### Task
From the listing below, pull out the lines that hold "such".

-- Data to examine follows --

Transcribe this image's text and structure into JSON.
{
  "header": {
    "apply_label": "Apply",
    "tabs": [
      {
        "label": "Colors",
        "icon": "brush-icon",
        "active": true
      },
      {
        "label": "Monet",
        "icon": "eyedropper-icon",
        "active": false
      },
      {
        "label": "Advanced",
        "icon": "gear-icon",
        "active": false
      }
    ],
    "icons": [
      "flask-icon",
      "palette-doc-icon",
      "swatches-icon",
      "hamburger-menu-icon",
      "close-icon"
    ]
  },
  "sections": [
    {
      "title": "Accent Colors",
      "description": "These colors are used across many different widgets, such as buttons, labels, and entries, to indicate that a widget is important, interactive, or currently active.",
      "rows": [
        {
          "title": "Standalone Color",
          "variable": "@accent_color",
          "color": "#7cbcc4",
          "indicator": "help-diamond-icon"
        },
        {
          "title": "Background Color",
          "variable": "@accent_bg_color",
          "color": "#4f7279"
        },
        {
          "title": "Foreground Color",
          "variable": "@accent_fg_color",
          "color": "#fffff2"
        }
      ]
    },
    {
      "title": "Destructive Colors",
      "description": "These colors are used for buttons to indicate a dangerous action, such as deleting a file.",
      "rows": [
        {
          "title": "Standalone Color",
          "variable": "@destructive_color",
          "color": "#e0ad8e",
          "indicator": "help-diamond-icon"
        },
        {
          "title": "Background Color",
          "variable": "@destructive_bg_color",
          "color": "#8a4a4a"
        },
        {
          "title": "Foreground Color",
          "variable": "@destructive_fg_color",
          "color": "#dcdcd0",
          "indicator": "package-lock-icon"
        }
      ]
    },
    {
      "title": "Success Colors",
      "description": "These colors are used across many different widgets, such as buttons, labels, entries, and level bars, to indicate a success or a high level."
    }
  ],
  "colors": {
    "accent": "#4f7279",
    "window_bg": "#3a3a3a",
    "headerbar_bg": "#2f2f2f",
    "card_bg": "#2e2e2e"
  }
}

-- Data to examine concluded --

### Response to the task
      "description": "These colors are used across many different widgets, such as buttons, labels, and entries, to indicate that a widget is important, interactive, or currently active.",
      "description": "These colors are used for buttons to indicate a dangerous action, such as deleting a file.",
      "description": "These colors are used across many different widgets, such as buttons, labels, entries, and level bars, to indicate a success or a high level."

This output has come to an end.